Identification, Images, & Information
For Insects, Spiders & Their Kin
For the United States & Canada
Clickable Guide
Moths Butterflies Flies Caterpillars Flies Dragonflies Flies Mantids Cockroaches Bees and Wasps Walkingsticks Earwigs Ants Termites Hoppers and Kin Hoppers and Kin Beetles True Bugs Fleas Grasshoppers and Kin Ticks Spiders Scorpions Centipedes Millipedes

Calendar
Upcoming Events

2018 BugGuide Gathering in Virginia July 27-29: Registration and Discussion

Photos of insects and people from the 2015 gathering in Wisconsin, July 10-12

Photos of insects and people from the 2014 gathering in Virginia, June 4-7.

Photos of insects and people from the 2013 gathering in Arizona, July 25-28

Photos of insects and people from the 2012 gathering in Alabama

Photos of insects and people from the 2011 gathering in Iowa

Photos from the 2010 Workshop in Grinnell, Iowa

Photos from the 2009 gathering in Washington

TaxonomyBrowseInfoImagesLinksBooksData
Photo#83071
Immature female western black widow - Latrodectus hesperus - female

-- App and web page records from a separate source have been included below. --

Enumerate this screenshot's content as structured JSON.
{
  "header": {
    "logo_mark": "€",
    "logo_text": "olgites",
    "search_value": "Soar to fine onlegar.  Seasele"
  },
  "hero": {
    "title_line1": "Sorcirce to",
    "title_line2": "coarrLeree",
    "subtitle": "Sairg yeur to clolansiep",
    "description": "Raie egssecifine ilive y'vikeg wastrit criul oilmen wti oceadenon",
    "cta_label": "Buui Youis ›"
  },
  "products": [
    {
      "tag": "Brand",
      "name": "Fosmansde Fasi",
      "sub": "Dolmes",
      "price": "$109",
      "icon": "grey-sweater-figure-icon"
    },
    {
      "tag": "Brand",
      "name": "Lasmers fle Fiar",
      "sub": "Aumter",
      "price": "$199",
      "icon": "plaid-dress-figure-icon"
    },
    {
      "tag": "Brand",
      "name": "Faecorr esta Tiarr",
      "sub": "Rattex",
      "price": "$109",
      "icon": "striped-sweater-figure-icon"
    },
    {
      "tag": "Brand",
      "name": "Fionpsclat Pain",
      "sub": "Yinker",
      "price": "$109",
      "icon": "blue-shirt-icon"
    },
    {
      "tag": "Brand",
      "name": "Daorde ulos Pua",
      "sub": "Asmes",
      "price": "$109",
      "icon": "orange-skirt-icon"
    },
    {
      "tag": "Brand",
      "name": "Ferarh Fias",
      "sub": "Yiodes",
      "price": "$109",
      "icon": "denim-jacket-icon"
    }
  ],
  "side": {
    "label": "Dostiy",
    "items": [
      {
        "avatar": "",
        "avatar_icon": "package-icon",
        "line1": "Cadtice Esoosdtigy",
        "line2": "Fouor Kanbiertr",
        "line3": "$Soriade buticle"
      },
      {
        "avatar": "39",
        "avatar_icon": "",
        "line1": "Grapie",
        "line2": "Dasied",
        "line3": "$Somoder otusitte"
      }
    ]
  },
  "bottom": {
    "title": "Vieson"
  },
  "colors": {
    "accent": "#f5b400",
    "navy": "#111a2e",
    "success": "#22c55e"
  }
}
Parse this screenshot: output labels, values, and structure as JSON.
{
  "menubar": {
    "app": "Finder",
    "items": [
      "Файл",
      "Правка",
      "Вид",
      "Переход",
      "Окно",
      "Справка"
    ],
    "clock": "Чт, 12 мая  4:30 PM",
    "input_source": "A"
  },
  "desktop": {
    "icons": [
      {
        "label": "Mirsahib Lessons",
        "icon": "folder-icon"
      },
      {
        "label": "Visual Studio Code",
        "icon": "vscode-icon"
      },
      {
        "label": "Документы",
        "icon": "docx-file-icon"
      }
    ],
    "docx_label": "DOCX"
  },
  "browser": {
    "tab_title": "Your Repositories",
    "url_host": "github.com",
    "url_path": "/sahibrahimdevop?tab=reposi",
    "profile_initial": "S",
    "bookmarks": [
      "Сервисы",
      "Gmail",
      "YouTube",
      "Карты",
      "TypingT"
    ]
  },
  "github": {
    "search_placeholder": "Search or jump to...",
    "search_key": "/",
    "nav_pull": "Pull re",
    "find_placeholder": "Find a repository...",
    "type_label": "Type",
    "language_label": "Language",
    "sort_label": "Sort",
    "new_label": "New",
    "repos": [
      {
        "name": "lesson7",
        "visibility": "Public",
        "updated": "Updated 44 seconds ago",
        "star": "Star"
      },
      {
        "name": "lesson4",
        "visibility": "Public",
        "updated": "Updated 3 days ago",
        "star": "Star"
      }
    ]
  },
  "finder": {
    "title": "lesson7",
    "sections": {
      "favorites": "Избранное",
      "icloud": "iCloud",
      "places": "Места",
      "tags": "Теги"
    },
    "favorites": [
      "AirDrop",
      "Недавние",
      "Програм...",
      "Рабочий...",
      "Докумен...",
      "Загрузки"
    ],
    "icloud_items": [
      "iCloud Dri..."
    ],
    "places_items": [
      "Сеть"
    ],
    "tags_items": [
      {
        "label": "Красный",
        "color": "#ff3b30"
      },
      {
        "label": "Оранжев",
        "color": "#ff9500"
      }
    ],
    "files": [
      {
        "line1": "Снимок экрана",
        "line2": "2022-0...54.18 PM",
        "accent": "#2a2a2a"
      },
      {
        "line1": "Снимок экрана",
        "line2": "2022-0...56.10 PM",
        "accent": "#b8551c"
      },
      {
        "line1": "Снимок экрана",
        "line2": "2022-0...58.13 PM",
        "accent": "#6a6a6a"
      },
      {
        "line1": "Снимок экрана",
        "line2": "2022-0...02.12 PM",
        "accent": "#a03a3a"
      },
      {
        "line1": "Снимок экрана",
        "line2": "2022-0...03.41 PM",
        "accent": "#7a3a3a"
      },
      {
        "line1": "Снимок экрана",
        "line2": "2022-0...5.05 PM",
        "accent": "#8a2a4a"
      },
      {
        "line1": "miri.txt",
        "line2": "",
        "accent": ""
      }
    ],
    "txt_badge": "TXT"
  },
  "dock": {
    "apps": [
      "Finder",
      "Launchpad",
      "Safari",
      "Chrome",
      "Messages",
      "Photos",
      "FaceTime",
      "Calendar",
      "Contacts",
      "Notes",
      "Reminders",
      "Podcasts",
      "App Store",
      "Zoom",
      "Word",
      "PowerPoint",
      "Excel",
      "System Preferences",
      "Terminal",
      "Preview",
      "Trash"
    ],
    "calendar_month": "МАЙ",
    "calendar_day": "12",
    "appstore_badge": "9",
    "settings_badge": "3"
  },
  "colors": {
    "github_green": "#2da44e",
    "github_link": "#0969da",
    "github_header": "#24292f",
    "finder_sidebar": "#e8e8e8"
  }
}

Immature female western black widow - Latrodectus hesperus - Female
Lethbridge, Alberta, Canada
August 4, 2006
I was walking through the Oldman River Valley in Lethbridge when I came across a tangled web about half a meter wide built over an exposed patch of clay on the south facing side of a gully. There was a small funnel of web leading to a crack in the clay. When I pried open the crack I found this spider curled up in a ball. The underside had the classic red hourglass. There were also 2 males in the same web. I collected all 3 and bred the female with one of the males on August 21, after she matured. The males have both died since then but the female made an eggsack on October 10.

Is this really L. hesperus
I wonder if this could be L. variolus.

I realize immature females often have markings that disappear but these markings look substantially different from the markings on the immature female that were on the immature L. hesperus female that I uploaded an image of. ( http://bugguide.net/node/view/224583/bgimage ). The markings are also consistent with what I thought L. variolus looked like.

Is Alberta in the range of L. hesperus?

Comment viewing options
Select your preferred way to display the comments and click 'Save settings' to activate your changes.